James (Jim) Bradley:
Master Mentor
as remembered by younger brother John

There's eleven years difference in our ages.

I'm trying to write truth but given the influence my mentor older brother
has had feel free to blame any mistakes on him. He's been more an influence on me than me on him.

I believe my first memory is Jim riding me to school on the crossbars of his bike. I couldn't have been more than three years old since we were on our way to the one-room Dubois School: Jim left that fall for Reddick High School. My attention span was apparently too short to hold onto my sack lunch. It slipped from my hands, Jim stopped for me to pick it up before reseating me. Determined to hold on tight to my sack lunch I remember dropping it at least once more. Jim never lost his patience.

Later Jim used a discarded half-horse power Briggs & Stratton washing machine motor to make me a motor bike that would run all of 20 miles per hour. No other ten-year I've ever know had an older brother made motor bike. Jim's engineering was superbly full of lessons that made sense. It takes less power to maintain speed than to accelerate; the exhaust pipe is hot and never touch a spark plug when the motor is running.

Jim's smarter than me meaning I had to complete ten years of college to compete. Having won a Kankakee County Scholarship to the University of Illinois helped pave the way. Failure first semester third year returned me home in disgrace. Jim let me work a year on the farm where he taught me a lot about life.

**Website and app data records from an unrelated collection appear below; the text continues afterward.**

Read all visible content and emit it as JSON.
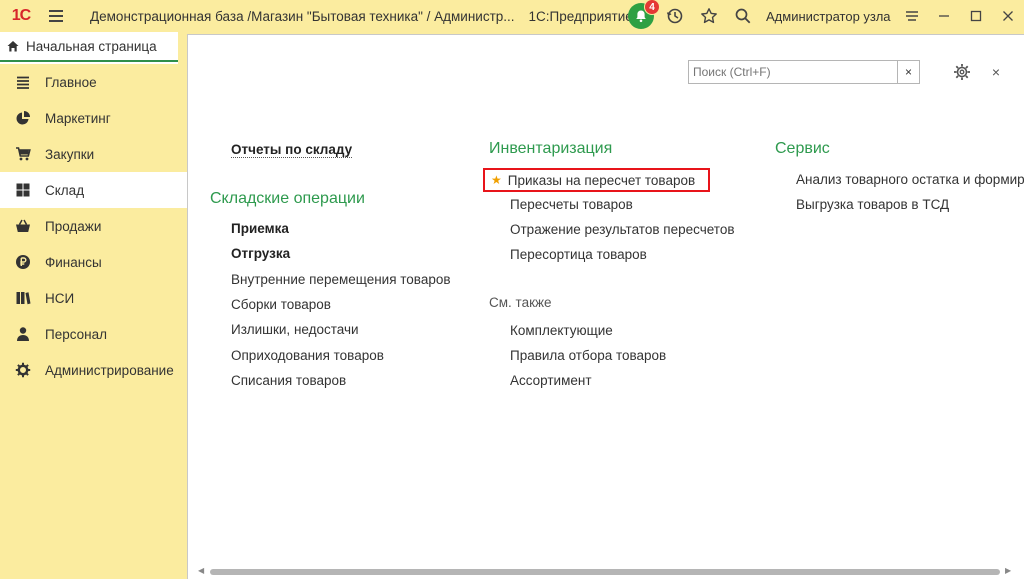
{
  "titlebar": {
    "logo": "1С",
    "title": "Демонстрационная база /Магазин \"Бытовая техника\" / Администр...",
    "app": "1С:Предприятие",
    "notifications_count": "4",
    "user": "Администратор узла"
  },
  "home_tab": {
    "label": "Начальная страница"
  },
  "sidebar": {
    "items": [
      {
        "label": "Главное",
        "icon": "list-icon"
      },
      {
        "label": "Маркетинг",
        "icon": "pie-chart-icon"
      },
      {
        "label": "Закупки",
        "icon": "cart-icon"
      },
      {
        "label": "Склад",
        "icon": "warehouse-grid-icon"
      },
      {
        "label": "Продажи",
        "icon": "basket-icon"
      },
      {
        "label": "Финансы",
        "icon": "ruble-coin-icon"
      },
      {
        "label": "НСИ",
        "icon": "books-icon"
      },
      {
        "label": "Персонал",
        "icon": "person-icon"
      },
      {
        "label": "Администрирование",
        "icon": "gear-icon"
      }
    ],
    "active": "Склад"
  },
  "search": {
    "placeholder": "Поиск (Ctrl+F)",
    "clear": "×"
  },
  "main": {
    "close": "×",
    "reports_link": "Отчеты по складу",
    "warehouse_ops": {
      "title": "Складские операции",
      "items": [
        "Приемка",
        "Отгрузка",
        "Внутренние перемещения товаров",
        "Сборки товаров",
        "Излишки, недостачи",
        "Оприходования товаров",
        "Списания товаров"
      ]
    },
    "inventory": {
      "title": "Инвентаризация",
      "items": [
        "Приказы на пересчет товаров",
        "Пересчеты товаров",
        "Отражение результатов пересчетов",
        "Пересортица товаров"
      ]
    },
    "see_also": {
      "title": "См. также",
      "items": [
        "Комплектующие",
        "Правила отбора товаров",
        "Ассортимент"
      ]
    },
    "service": {
      "title": "Сервис",
      "items": [
        "Анализ товарного остатка и формиро",
        "Выгрузка товаров в ТСД"
      ]
    }
  },
  "colors": {
    "panel": "#fbec9f",
    "group_title": "#2e9a4e",
    "highlight": "#e8141a",
    "notification": "#2ea043",
    "badge": "#e53935"
  }
}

I failed to properly secure the hoist while pulling the engine from a 47 Plymouth. The hoist crashed down, dented the right fender and by pure luck didn't dent me. Jim, in his calm low voice said, "A man seldom gets hurt by being too careful." When I do something dumb it's usually because I've ignored Jim's observation that "People usually  get hurt because they're too tired or hurried."  Hurrying to complete prepping the Case tractor in time for lunch cost me a little flesh and trying to start a brush cutter when I was tired and in a hurry cost me a finger. I'm a slow learner.

Excuses and reasons why are a waste of time. "Weather just is -- let it keep you from doing your job and you'll never amount to anything." This came the 30 below day I thought it too cold to feed cattle before sunrise. Getting jobs done right and on-time is what counts. My failure to produce is a result of poor planning and lack of effort and has nothing to do with "God's Will."

"Never drive close to road workers; they're thinking about doing their job not you." Signs saying "Hitting a Road Worker will cost you a $10,000 fine and 14 years in Prison" really reinforce the need to be extra careful anytime anyone's near moving machinery. By the way, I've been in all 50 states and Illinois is the only state to state this so explicitly.

Anyone not in college was drafted in the early 60s. Not being welcome at The University of Illinois I enlisted in the Navy to avoid having to sleep on the ground. Knowing Jim had gone through boot camp a decade earlier made me eager to hear his parting words of wisdom.

"Don't ask questions or argue no matter how stupid the rule. Some really dumb people get drafted -- rules keep idiots from getting killed. Officers won't destroy government property by killing you since that would get them into trouble." Interesting advice since Jim never gave orders. Once he explained: "People respond better to being politely asked." Perhaps, contrary to evidence, Jim didn't consider me stupid.  

Contrary to evidence because I didn't know when to shut up. My senior high school yearbook says "John's vocabulary far suppresses his elders." Thanks to Jim's advice I kept my mouth shut for most of four years. Keeping my mouth shut got me promoted first-time every-time.

"Don't borrow or lend money to anyone. Successful con men are always convincing." I'm still vulnerable to a good story but only give gifts I can afford with no expectation of ever being repaid. On my own I learned insisting on repayment keeps deadbeats at bay.

Jim was president of the International Grain Millers Union making it possible for him to arrange for me to spend the summer of 67 as an Intern at the General Foods factory. He introduced me to his labor lawyer who said "bosses aren't the enemy" and that's usually been the case these past 40 years. Jim loaned me a car to get to work when the transmission went out on my Ford and on and on. There are too many gifts and words of wisdom to mention and most are too personal to share.


James Howard Bradley (Jim)
passed away in
October 2006 at the age of 76.
Eleven years of age difference was enough for Jim to know about and explain things still a mystery to me.

Forever in his debt.